WHAT THE EXERCISE ASKS
Scan the data below and pick out the lines containing the word "Yusran".

Element data from apps and pages

[Start of Attachment]

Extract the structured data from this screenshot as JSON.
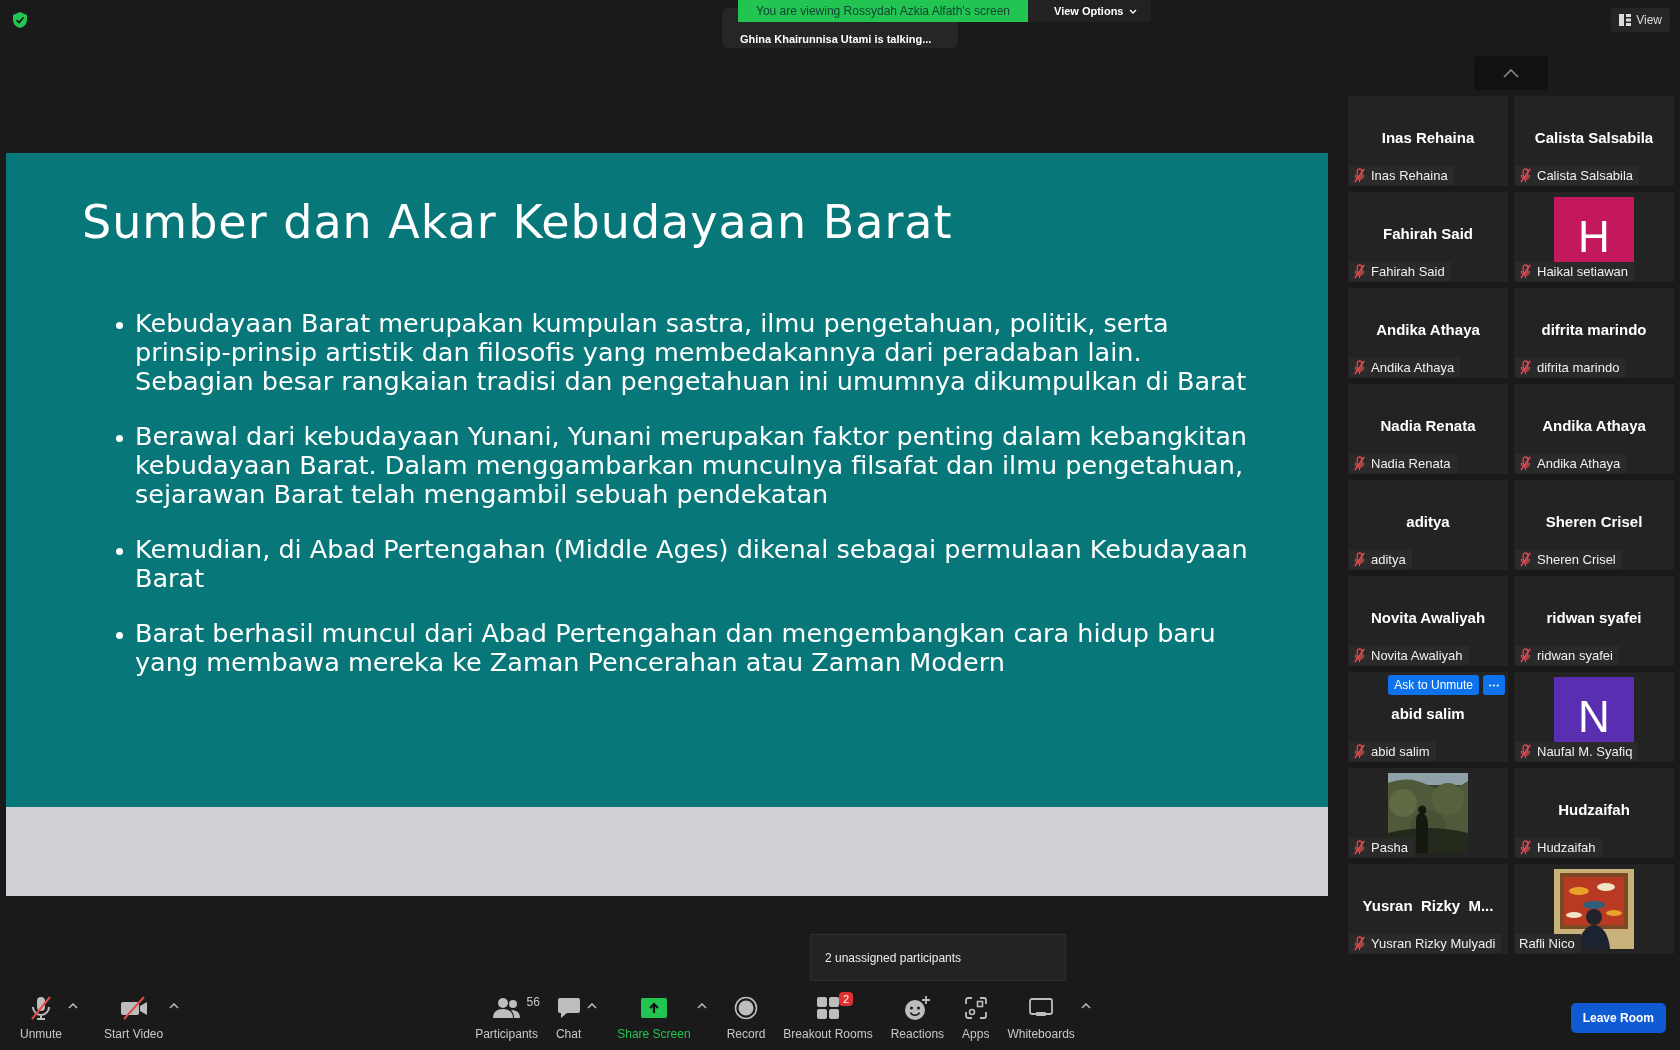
{
  "share_banner": {
    "text": "You are viewing Rossydah Azkia Alfath's screen",
    "view_options": "View Options"
  },
  "talking_indicator": "Ghina Khairunnisa Utami is talking...",
  "view_button": "View",
  "slide": {
    "title": "Sumber dan Akar Kebudayaan Barat",
    "bullets": [
      "Kebudayaan Barat merupakan kumpulan sastra, ilmu pengetahuan, politik, serta prinsip-prinsip artistik dan filosofis yang membedakannya dari peradaban lain. Sebagian besar rangkaian tradisi dan pengetahuan ini umumnya dikumpulkan di Barat",
      "Berawal dari kebudayaan Yunani, Yunani merupakan faktor penting dalam kebangkitan kebudayaan Barat. Dalam menggambarkan munculnya filsafat dan ilmu pengetahuan, sejarawan Barat telah mengambil sebuah pendekatan",
      "Kemudian, di Abad Pertengahan (Middle Ages) dikenal sebagai permulaan Kebudayaan Barat",
      "Barat berhasil muncul dari Abad Pertengahan dan mengembangkan cara hidup baru yang membawa mereka ke Zaman Pencerahan atau Zaman Modern"
    ]
  },
  "participants": [
    {
      "kind": "name",
      "display": "Inas Rehaina",
      "label": "Inas Rehaina",
      "muted": true
    },
    {
      "kind": "name",
      "display": "Calista Salsabila",
      "label": "Calista Salsabila",
      "muted": true
    },
    {
      "kind": "name",
      "display": "Fahirah Said",
      "label": "Fahirah Said",
      "muted": true
    },
    {
      "kind": "avatar",
      "letter": "H",
      "color": "#c4185c",
      "label": "Haikal setiawan",
      "muted": true
    },
    {
      "kind": "name",
      "display": "Andika Athaya",
      "label": "Andika Athaya",
      "muted": true
    },
    {
      "kind": "name",
      "display": "difrita marindo",
      "label": "difrita marindo",
      "muted": true
    },
    {
      "kind": "name",
      "display": "Nadia Renata",
      "label": "Nadia Renata",
      "muted": true
    },
    {
      "kind": "name",
      "display": "Andika Athaya",
      "label": "Andika Athaya",
      "muted": true
    },
    {
      "kind": "name",
      "display": "aditya",
      "label": "aditya",
      "muted": true
    },
    {
      "kind": "name",
      "display": "Sheren Crisel",
      "label": "Sheren Crisel",
      "muted": true
    },
    {
      "kind": "name",
      "display": "Novita Awaliyah",
      "label": "Novita Awaliyah",
      "muted": true
    },
    {
      "kind": "name",
      "display": "ridwan syafei",
      "label": "ridwan syafei",
      "muted": true
    },
    {
      "kind": "name",
      "display": "abid salim",
      "label": "abid salim",
      "muted": true,
      "ask_to_unmute": "Ask to Unmute"
    },
    {
      "kind": "avatar",
      "letter": "N",
      "color": "#5a2eb0",
      "label": "Naufal M. Syafiq",
      "muted": true
    },
    {
      "label": "Pasha",
      "muted": true
    },
    {
      "kind": "name",
      "display": "Hudzaifah",
      "label": "Hudzaifah",
      "muted": true
    },
    {
      "kind": "name",
      "display": "Yusran  Rizky  M...",
      "label": "Yusran Rizky Mulyadi",
      "muted": true
    },
    {
      "label": "Rafli Nico",
      "muted": false
    }
  ],
  "tooltip": "2 unassigned participants",
  "toolbar": {
    "left": [
      {
        "kind": "mic",
        "label": "Unmute",
        "caret": true
      },
      {
        "kind": "video",
        "label": "Start Video",
        "caret": true
      }
    ],
    "center": [
      {
        "kind": "participants",
        "label": "Participants",
        "count": "56",
        "caret": false
      },
      {
        "kind": "chat",
        "label": "Chat",
        "caret": true
      },
      {
        "kind": "share",
        "label": "Share Screen",
        "caret": true
      },
      {
        "kind": "record",
        "label": "Record",
        "caret": false
      },
      {
        "kind": "breakout",
        "label": "Breakout Rooms",
        "badge": "2",
        "caret": false
      },
      {
        "kind": "reactions",
        "label": "Reactions",
        "caret": false
      },
      {
        "kind": "apps",
        "label": "Apps",
        "caret": false
      },
      {
        "kind": "whiteboards",
        "label": "Whiteboards",
        "caret": true
      }
    ],
    "leave": "Leave Room"
  }
}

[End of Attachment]

YOUR SOLUTION
      "display": "Yusran  Rizky  M...",
      "label": "Yusran Rizky Mulyadi",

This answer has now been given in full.